The Cold Lake, AB area native fronts Angels to Ashes, one of Cold Lake’s most promising groups, and commented the journey to get as far as he did was anything but easy. It all started at a party in February of ’07, on a spur of the moment at the urging of friends, telling him he was as talented as anyone they’d seen on the show previously. “I jumped in my car and drove to Calgary for the auditions the next day, where I got the pleasure of waiting in line for 14 or 15 hours,” he joked. The two-day initial audition was actually broken into three parts where he had to perform five songs, an experience he said that tested his perseverance, if nothing else. If you’re good enough to get through the Casting Director, you then audition in front of the show’s actual judges.
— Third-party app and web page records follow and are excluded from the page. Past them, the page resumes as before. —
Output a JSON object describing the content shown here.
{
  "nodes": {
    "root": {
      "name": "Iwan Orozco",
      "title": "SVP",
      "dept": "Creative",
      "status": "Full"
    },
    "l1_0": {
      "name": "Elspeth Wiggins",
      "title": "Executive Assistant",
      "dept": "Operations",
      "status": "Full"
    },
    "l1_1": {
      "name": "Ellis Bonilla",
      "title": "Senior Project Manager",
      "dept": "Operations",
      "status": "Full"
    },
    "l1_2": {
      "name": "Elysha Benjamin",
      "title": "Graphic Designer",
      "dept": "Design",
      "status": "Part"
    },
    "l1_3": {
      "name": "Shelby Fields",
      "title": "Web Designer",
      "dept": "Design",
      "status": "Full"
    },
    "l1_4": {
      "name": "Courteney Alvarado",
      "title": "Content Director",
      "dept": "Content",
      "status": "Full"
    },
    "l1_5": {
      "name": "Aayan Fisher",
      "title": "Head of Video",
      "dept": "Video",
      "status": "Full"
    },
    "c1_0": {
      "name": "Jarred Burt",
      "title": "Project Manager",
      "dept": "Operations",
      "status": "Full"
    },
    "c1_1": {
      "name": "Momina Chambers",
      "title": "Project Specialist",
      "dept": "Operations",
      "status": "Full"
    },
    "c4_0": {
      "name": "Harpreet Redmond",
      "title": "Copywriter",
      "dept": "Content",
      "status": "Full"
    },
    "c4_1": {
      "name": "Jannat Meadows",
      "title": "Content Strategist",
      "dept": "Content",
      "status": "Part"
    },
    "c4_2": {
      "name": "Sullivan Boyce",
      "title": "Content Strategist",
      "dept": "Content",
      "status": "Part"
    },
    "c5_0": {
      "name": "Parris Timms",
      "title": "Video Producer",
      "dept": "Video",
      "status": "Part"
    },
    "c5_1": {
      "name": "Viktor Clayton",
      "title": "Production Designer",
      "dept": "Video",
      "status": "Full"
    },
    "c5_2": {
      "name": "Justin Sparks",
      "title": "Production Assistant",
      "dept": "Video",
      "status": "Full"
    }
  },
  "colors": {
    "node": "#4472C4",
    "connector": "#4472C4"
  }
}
“It brings out a lot of tears in some people. There’s a lot of people that get really ‘nervey,’ it’s hard to say the least,” he said, noting the casting director and other initial judges are often less than pleasant. “It tells you something about the people that make it all the way to Toronto.” This is the first year contestants are allowed to play their own instruments. Considering himself to be a pretty good guitarist, Sayers thought it would be one of his advantages, but he was in for a rude awakening.
“(A judge) told me my playing was stinky, and told me to put the guitar down. That threw me off, to say the least. I thought I was a fairly decent guitar player, and I wasn’t ready to just sing a cappella.” A week later he was in Saskatoon for the second phase of auditioning, which he had to beg, borrow and pawn to get to. Getting through that, he was off to Toronto for three days of gruelling auditions earlier this month. “That was the most grueling, painful thing I’ve ever experienced in my life,” he retorted, noting part of the process was to be paired up with other contestants. So in effect, your fate could lie in your partner’s hands. If he or she bombs, you could also suffer the consequences.
“There were 192 people that made it that far, and the first round (in Toronto) they got rid of about 70. The second round they got rid of about 40 more. And then the third round, the round I was eliminated they cut another 23,” he explained. “The next round they got rid of the rest, down to 22, and those people went on.” He finished somewhere between 40 and 72, although the judges don’t give exact placements. But Sayers commented he gave it his all, and was proud of what he’d accomplished.
He added it was a learning experience and he witnessed the good, the bad and the ugly aspects of ‘show biz.’ “It’s a cutthroat business, for sure And it was the hardest, but most rewarding experience of my life.” One of Sayers’ endearing qualities throughout the competition was undoubtedly his versatility, showcased when he covered material spanning everyone from Creed and The Guess Who to Lead Belly and Tracy Chapman.
But it was after the competitions had ended and he’d been told to go home that he got the real opportunity of a lifetime. ay Manzarek, leader of The Doors’ legacy, happened to be outside a venue where “Riders On The Storm,” the modern touring version of the band, had just played. The band often features different lead singers, so Sayers figured he had nothing to lose and approached him. “He said, ‘Show me what you’ve got kid,’ so I did a couple lines of a song, then gave him my demo. That was just too cool, topped off the whole experience.” Jim Morrison, a true rock poet has always been one of his ultimate idols, and he continued, “I’m a poet, too. And I can only hope for my ultimate dream of playing his music for a living come true. We’ll have to wait and see.”